1. Taking a Dance Class

Fear, anger, and frustration are common emotions for seniors with dementia, and these feelings increase stress, which is bad for brain health. Taking up dancing can alleviate these emotions and prevent behavioral challenges. The positive mindset your loved one has after dancing may open his or her mind to other activities and motivate him or her to learn more, which is good for brain cell growth. Merely belonging to a dance group could boost your loved one’s mental health and lead to stronger cognition.

Caring for a senior loved one can be challenging for families who don’t have expertise or professional training in home care, but this challenge doesn’t have to be faced alone. Family caregivers can turn to Lehigh Valley Home Care Assistance for the help they need. We provide high-quality live-in and respite care as well as comprehensive Alzheimer’s, dementia, stroke, and Parkinson’s care.

2. Walking

Aerobic activity is essential for older adults because it can increase the size of the hippocampus, which is the part of the brain involved with learning and verbal memory. Seniors who walk on treadmills or take strolls through the neighborhood can reduce inflammation and prevent insulin resistance, which is vital to their brains. Walking can strengthen brain cells and enhance thinking abilities and short-term memory.

3. Reading

If your parent enjoyed reading before developing dementia, encourage him or her to continue this hobby. Reading fiction and nonfiction stories can exercise the mind. As your loved one reads the stories, his or her imagination can roam freely and activate areas of the brain that aren’t used as frequently as they were in the past. These areas are responsible for controlling what your loved one sees, thinks, and remembers. In the later stages of the disease, you may need to change the types of books your loved one reads, choosing less challenging materials designed for aging adults with dementia.

Aging adults who need help managing mental and physical health issues can benefit from the assistance of highly trained professional caregivers. If your senior loved one has been diagnosed with a serious condition and needs help with tasks like meal prep, transportation, bathing, and grooming, reach out to Home Care Assistance, a leading provider of home care services families can trust. We also offer comprehensive care for seniors with dementia, Alzheimer’s, and Parkinson’s.

4. Sewing

Creativity promotes mental growth, which is vital because dementia causes brain cells to die and negatively impacts memory. As the disorder progresses, it will continue to disrupt the connection between neurons, making it difficult to communicate and process information. However, activities like sewing can increase cell growth and dopamine in the brain. The attention to detail required when sewing can encourage mindfulness and help your loved one focus.

5. Planting Flowers

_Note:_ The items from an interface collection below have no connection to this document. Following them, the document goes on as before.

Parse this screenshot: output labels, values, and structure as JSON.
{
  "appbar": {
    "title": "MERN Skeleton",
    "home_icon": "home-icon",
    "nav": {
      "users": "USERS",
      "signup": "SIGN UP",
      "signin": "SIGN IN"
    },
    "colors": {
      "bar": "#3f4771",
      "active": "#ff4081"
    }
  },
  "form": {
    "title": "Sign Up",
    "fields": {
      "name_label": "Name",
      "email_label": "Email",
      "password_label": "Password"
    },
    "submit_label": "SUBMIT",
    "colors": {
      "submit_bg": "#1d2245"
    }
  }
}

The plants in a garden may remind your loved one of past experiences and boost his or her memory. Connecting to nature reduces negative feelings and prevents high blood pressure. When oxygen and blood flow freely to and from the brain, it may function better, even for seniors with dementia. Sometimes treatment isn’t enough to stimulate seniors, causing memory loss to worsen, which is why meaningful activities like planting flowers are so important. When your loved one is working in the flowerbed or garden, safety should be the top priority. Use materials that don’t cause a glare, avoid areas with steep steps, and make sure the pathways are always clear.

Aging in place can present a few challenges for seniors living with dementia. However, they can still live independently at home with the help of professional dementia care. Lehigh Valley families can rely on Home Care Assistance to provide their elderly loved ones with mental and social stimulation, timely medication reminders, assistance with meal prep, and much more. Our caregivers are available around the clock to help your loved one live a happier and healthier life. To learn more about our reliable, compassionate in-home dementia care services, contact us at 484-350-3874 today.